Permanently stuck in an 80s adventure film, Beverly Sanford grew up with a passion for Saturday morning cartoons, classic BBC sci-fi, synthpop, and books of all kinds. (Nothing has changed.)Bev worked in children's TV production for years, with cheeky celebs like Sooty and Sweep. She's also worked in the music industry and the theatre, and as a Waterstones bookseller. These days, Bev edits fiction, looks after social media, and writes quizzes about children's books.
A proud East Londoner, Bev shares her home with her black cat Neo and a huge collection of books. She can usually be found reading, hanging around on social media or, if it's the weekend, glued to Formula 1.
Bev's debut novel The Wishing Dol is part of Teen Reads III series for reluctant readers and Bev has also penned Silent Nation from the highly-acclaimed Teen Reads V series.
She is over the moon to be part of Team Badger!
Q&A with Beverly Sanford
What inspired you to write for reluctant readers?

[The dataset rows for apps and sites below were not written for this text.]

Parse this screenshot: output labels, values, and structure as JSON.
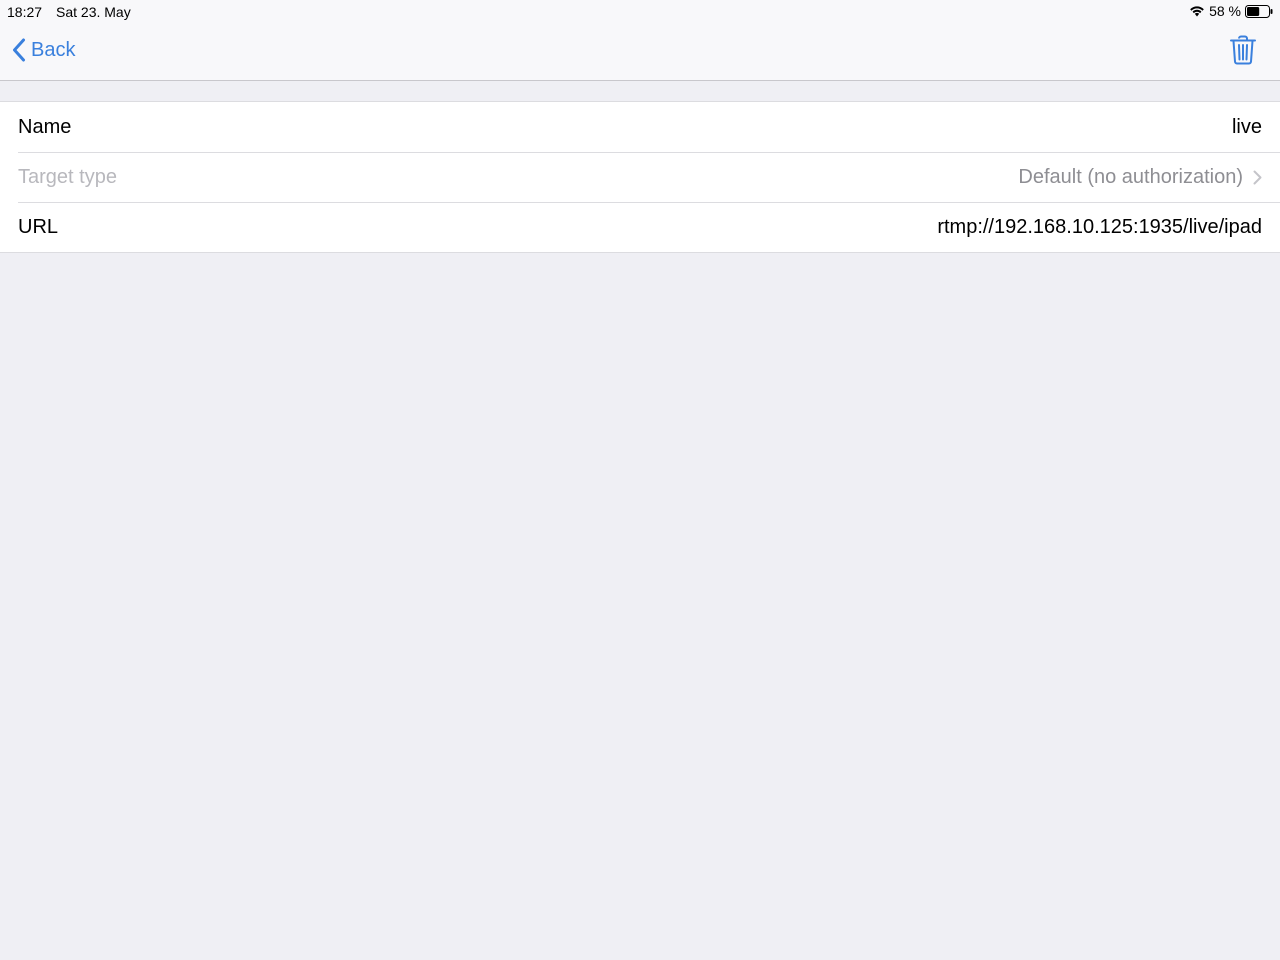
{
  "status_bar": {
    "time": "18:27",
    "date": "Sat 23. May",
    "battery_text": "58 %",
    "battery_level": 0.58,
    "icons": [
      "wifi-icon",
      "battery-icon"
    ]
  },
  "nav": {
    "back_label": "Back",
    "back_icon": "chevron-left-icon",
    "action_icon": "trash-icon",
    "accent_color": "#3a80dd"
  },
  "fields": [
    {
      "label": "Name",
      "value": "live"
    },
    {
      "label": "Target type",
      "value": "Default (no authorization)",
      "icon": "chevron-right-icon"
    },
    {
      "label": "URL",
      "value": "rtmp://192.168.10.125:1935/live/ipad"
    }
  ]
}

I've always been an avid reader. In secondary school I was part of our paired reading scheme, helping pupils who found reading more difficult. It was an amazing experience and made me realise how lucky I am to be able to read easily and enjoy books of all kinds. I became aware of reluctant reader titles through my work with Renaissance Learning, which made me interested in trying to write them.
What challenges do struggling readers face when they open a book?
I think reading a book can feel really daunting at times – just the pressure of reading it, getting to the end, can be enormous for anyone who isn't sure about it. It can take away from the sheer enjoyment that should come from just reading.
What is your favourite type of character to create?
Great question! I am a sucker for a slightly rumpled comedy sidekick with a big heart. He turns up in nearly everything I've written and he's always the one who saves the day. I like strong female characters that are smart and sassy, and I really like creating characters with lots of layers and hidden pasts. (And let's be honest, who doesn't love writing a proper villain?!)
What features and methods do you use to ensure that your books have that high-interest appeal that really engages young readers?
I try to create strong characters who are in situations that the reader can identify with. In The Wishing Doll, one of my characters feels that her sister is more popular and capable than she is, which leads to her becoming jealous and forgetting about what matters. I try to ensure the action is well paced and set in a familiar environment.
What difference do books like these make to children who are in need of literacy support?
Hopefully, they will make children feel more confident about reading and help them to enjoy it more. The Teen Reads books provide really gripping stories, with characters and situations that children can identify with, so hopefully they'll make children want to progress to other books.
Can you give us any teasers of what to expect in your upcoming Teen Read title?
You can expect a few surprises and hopefully plenty of spooky moments! A seemingly ordinary object will change people's lives in a terrifying way.
What are the major themes of your work?
What happens when jealousy gets out of control, and how you should be really careful what you wish for!
What controls do you place on the vocabulary you use and how important is this?
I start by just writing the book, keeping the reading level in my mind. Then I go through it and ensure none of the words or phrases are too confusing. I've read lots of brilliant reluctant readers, so I was able to draw upon that experience to undertake writing one. It's important to make sure that the story comes first and that it engages and interests the reader.
What is your favourite children's book?
That's a really hard question! I grew up reading Doctor Who, Enid Blyton, L.Frank Baum, Roald Dahl, horror, and classic sci-fi like John Wyndham and Douglas Adams. I still love horror and sci-fi, and there are some amazing children's writers out there – my shelves are full of them! Two books I have always especially loved are S.E Hinton's The Outsiders and John Masefield's The Box of Delights.
Do you have any advice for aspiring writers/authors?
Read lots and lots, and lots more! Write about something that interests you or that you're passionate about as it'll come through in your writing. And don't give up!